▸ **Task inputs**
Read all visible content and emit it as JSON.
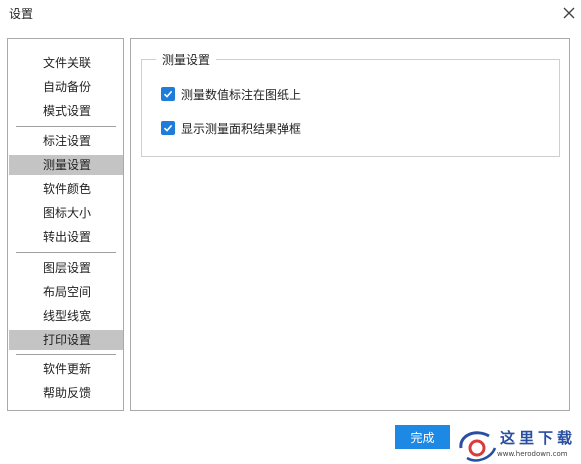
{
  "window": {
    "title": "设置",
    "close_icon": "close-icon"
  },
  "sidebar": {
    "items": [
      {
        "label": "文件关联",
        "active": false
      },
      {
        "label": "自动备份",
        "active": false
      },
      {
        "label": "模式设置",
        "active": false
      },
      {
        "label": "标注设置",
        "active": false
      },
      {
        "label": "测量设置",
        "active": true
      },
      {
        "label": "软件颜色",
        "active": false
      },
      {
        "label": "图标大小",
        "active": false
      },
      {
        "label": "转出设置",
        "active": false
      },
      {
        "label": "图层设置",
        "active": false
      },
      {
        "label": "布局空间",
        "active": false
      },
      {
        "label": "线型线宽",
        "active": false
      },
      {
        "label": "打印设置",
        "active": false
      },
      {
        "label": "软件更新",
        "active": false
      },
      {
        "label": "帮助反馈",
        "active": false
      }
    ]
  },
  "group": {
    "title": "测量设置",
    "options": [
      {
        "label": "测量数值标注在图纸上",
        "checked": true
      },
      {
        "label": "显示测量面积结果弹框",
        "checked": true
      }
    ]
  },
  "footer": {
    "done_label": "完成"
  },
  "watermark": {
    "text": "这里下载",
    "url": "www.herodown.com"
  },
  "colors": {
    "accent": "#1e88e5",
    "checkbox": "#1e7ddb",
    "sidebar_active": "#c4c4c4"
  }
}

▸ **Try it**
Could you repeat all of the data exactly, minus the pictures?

▸ **Task solution**
Read all visible content and emit it as JSON.
{
  "window": {
    "title": "设置",
    "close_icon": "close-icon"
  },
  "sidebar": {
    "items": [
      {
        "label": "文件关联",
        "active": false
      },
      {
        "label": "自动备份",
        "active": false
      },
      {
        "label": "模式设置",
        "active": false
      },
      {
        "label": "标注设置",
        "active": false
      },
      {
        "label": "测量设置",
        "active": true
      },
      {
        "label": "软件颜色",
        "active": false
      },
      {
        "label": "图标大小",
        "active": false
      },
      {
        "label": "转出设置",
        "active": false
      },
      {
        "label": "图层设置",
        "active": false
      },
      {
        "label": "布局空间",
        "active": false
      },
      {
        "label": "线型线宽",
        "active": false
      },
      {
        "label": "打印设置",
        "active": false
      },
      {
        "label": "软件更新",
        "active": false
      },
      {
        "label": "帮助反馈",
        "active": false
      }
    ]
  },
  "group": {
    "title": "测量设置",
    "options": [
      {
        "label": "测量数值标注在图纸上",
        "checked": true
      },
      {
        "label": "显示测量面积结果弹框",
        "checked": true
      }
    ]
  },
  "footer": {
    "done_label": "完成"
  },
  "watermark": {
    "text": "这里下载",
    "url": "www.herodown.com"
  },
  "colors": {
    "accent": "#1e88e5",
    "checkbox": "#1e7ddb",
    "sidebar_active": "#c4c4c4"
  }
}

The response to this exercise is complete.